THE GOOD NEWS is: John McTiernan's handsome remake of the '60s heist-cum-cool romance classic The Thomas Crown Affair is better than the original. The bad news is: Have you seen the original lately? The highlight of Norman Jewison's self-consciously clever heist flick is a chess game rendered as foreplay. The metaphor is apt in ways Jewison never intended. Steve McQueen, the king of taciturn cool, never lets his mask of composure down, and Faye Dunaway, with an icy exterior and a guarded heart, is his perfect foil. Master thief and ingenious investigator spar in the professional and personal ring, but the tease glimpse of romantic soul is tossed aside for the hip cynicism: These characters are all hard armor and calculating gamesmanship, with no heart.
The Thomas Crown Affair
directed by John McTiernan
starring Pierce Brosnan, Rene Russo
opens August 6 at Crossroads, Metro, Meridian, and others
Pierce Brosnan is no McQueen, but that's not necessarily a bad thing. After his bouts as Bond, he's managed to marry his confidence and self-effacement into a handsome package of sensitivity and seductive charm: a hunk for the '90s. Rene Russo is the woman Julia Roberts hopes to be when she ages out of ingenue roles: a sexy, mature woman who oozes confidence with every playful, knowing smile.
This time around, the brilliant but bored bazillionaire Thomas Crown (Brosnan) is an art hound who targets a museum treasure for his sting. The opening is a tight, elegantly designed heist, shot and edited with a refreshing smoothness that captivates without recourse to pyrotechnic overkill or bullet-splayed shoot-outs. Enter Catherine Banning (Russo), a bold, brilliant, impossibly confident, eagle-eyed insurance investigator who spots her suspect immediately. She jump-starts the investigation by throwing down the gauntlet to Crown at an art museum event, confronting him with a wink and a sway of her hips. The courtship begins: two sly, wary adults playing at love while moving and countermoving in the continuing investigation. Of course they must fall in love, and therein lies the conflict.

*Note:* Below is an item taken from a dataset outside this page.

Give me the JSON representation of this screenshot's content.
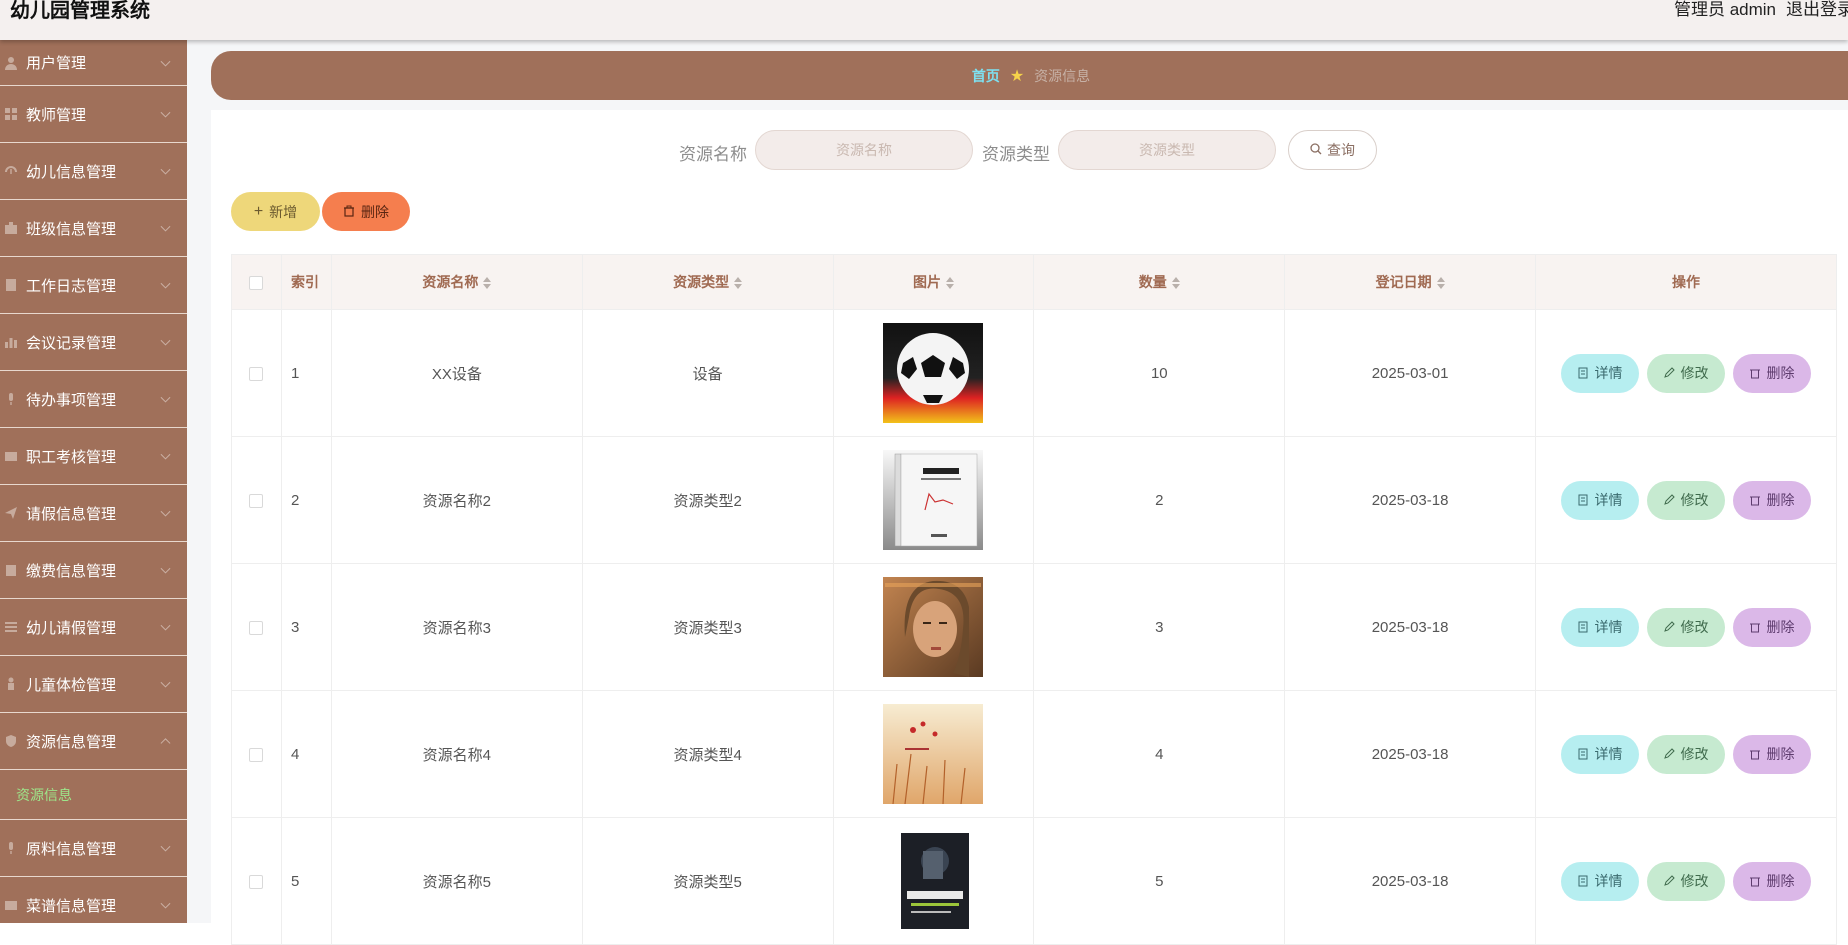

Brosnan and Russo are pitched as a sort of William Powell and Myrna Loy for the '90s: witty, cynical, tough, playful, and grown-up. As they flirt and woo their way through the game of wills, they let their true feelings leak through cracks in their masks—perhaps a little too much. As Russo collapses into scatterbrained indecision for the "will she or won't she" third act, she loses almost all pretense of professionalism. For his part, Brosnan is allowed to be calm and sweetly lovesick because his cagey psychiatrist (Faye Dunaway, who brings the steely intensity of a shark to this unnecessary but fun cameo) reads between the lines for us. But even when the film slips in ridiculous twists (lose the pouty supermodel on Crown's arm, please), Brosnan and Russo manage to save it with the grace of two mature performers, playing cool elegance with a wink of unpretentious sophistication. Sure, it's silly, but grown-ups need a little fun sometimes, too.